UPDATED 21:43 EDT / APRIL 02 2024


Top musicians ask for protection against AI, calling it ‘an assault on human creativity’

Some of the biggest names in the music business published a signed open letter today decrying the “predatory” use of artificial intelligence in music, which they say must be stopped before it gets out of hand.

More than 200 artists and artist estates put their names to the letter, which was published through the Artist Rights Alliance advocacy group. The list includes Hall of Famers, with the collective crossing numerous musical genres. Some of the people and bands featured are Stevie Wonder, Smokey Robinson, Billie Eilish, Jon Bon Jovi, Katy Perry, REM, Pearl Jam, the estate of Bob Marley, and the estate of Frank Sinatra.

The group accepts that AI has “enormous potential” to enhance human creativity, including in the music industry, but they also believe that certain platforms have used AI to “sabotage creativity” and undermine their own creations.

They are likely addressing a number of issues, such as Google LLC-owned YouTube last year releasing a tool powered by generative artificial intelligence that can give regular folks the ability to create music based on the styles of famous artists. There have been a slew of other controversies over copyright infringement that have led to lawsuits and a growing fear that artists’ work is being stolen.

“When used irresponsibly, AI poses enormous threats to our ability to protect our privacy, our identities, our music, and our livelihoods,” said the letter. “Some of the biggest and most powerful companies are, without permission, using our work to train AI models.”

The musicians said they believe that these companies will eventually try to replace “the work of human artists” with tools that have been trained on their and other musicians’ work, thereby diluting the royalty pools. They wrote that for working artists trying to make a living, this would be “catastrophic.” They called current developments in AI a “race to the bottom” that will degrade music.

The problem is that generative AI is, by nature, predatory. It couldn’t function without work on which to train itself, which is why the state of Tennessee recently passed a bill to protect music industry professionals from AI companies predating their creations.

“Artists have intellectual property,” said Governor Bill Lee. “They have gifts. They have a uniqueness that is theirs and theirs alone, certainly not artificial intelligence.” The bill, called the Ensuring Likeness, Voice, and Image Security Act, or “Elvis Act,” will very likely become one of many similar bills introduced in the future.

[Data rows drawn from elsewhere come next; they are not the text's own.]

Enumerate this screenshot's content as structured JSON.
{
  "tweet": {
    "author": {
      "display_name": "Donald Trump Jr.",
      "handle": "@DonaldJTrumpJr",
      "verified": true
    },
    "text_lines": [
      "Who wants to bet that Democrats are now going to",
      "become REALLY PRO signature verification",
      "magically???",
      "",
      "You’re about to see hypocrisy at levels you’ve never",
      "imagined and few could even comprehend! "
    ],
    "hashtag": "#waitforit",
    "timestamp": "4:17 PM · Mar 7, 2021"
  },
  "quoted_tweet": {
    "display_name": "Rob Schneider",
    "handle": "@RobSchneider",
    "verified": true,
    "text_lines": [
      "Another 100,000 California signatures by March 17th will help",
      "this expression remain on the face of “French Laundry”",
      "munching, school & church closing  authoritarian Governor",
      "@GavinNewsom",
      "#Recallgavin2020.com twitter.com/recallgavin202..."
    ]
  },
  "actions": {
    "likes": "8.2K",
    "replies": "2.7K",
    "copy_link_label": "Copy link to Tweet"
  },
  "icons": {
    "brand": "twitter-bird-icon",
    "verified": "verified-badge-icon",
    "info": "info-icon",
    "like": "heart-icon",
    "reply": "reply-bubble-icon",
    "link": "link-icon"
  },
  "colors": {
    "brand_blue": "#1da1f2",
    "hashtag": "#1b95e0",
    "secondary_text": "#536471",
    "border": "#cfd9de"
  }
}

When it comes to replicating lyrics, there’s nothing at the moment to stop tools such as ChatGPT from writing them in the style of various musicians or writers of any kind. The renowned Australian singer-songwriter Nick Cave, in response to a fan posting ChatGTP’s version of his own lyrics, called the creation “a grotesque mockery of what it is to be human.”

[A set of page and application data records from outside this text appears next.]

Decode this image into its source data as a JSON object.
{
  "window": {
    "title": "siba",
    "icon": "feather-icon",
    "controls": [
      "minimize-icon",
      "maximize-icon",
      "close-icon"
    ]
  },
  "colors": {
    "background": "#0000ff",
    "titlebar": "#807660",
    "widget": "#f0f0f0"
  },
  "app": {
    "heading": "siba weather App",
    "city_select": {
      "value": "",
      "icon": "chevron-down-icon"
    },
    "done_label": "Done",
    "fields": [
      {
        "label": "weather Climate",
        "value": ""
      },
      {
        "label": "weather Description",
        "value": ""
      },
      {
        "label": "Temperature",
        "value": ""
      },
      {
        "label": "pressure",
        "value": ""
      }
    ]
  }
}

Cave’s name is not on the letter published today and it doesn’t look as though he has filed any copyright lawsuits against AI, but his philosophical sentiments regarding AI replication of art have accrued much support. Universal Music Group Chief Executive Lucian Grainge took a very different tack, recently stating that AI companies and musicians must learn to “build a mutually successful future together.”

Photo: israel palacio/Unsplash

A message from John Furrier, co-founder of SiliconANGLE:

Your vote of support is important to us and it helps us keep the content FREE.

One click below supports our mission to provide free, deep, and relevant content.  

Join our community on YouTube

Join the community that includes more than 15,000 #CubeAlumni experts, including Amazon.com CEO Andy Jassy, Dell Technologies founder and CEO Michael Dell, Intel CEO Pat Gelsinger, and many more luminaries and experts.

“TheCUBE is an important partner to the industry. You guys really are a part of our events and we really appreciate you coming and I know people appreciate the content you create as well” – Andy Jassy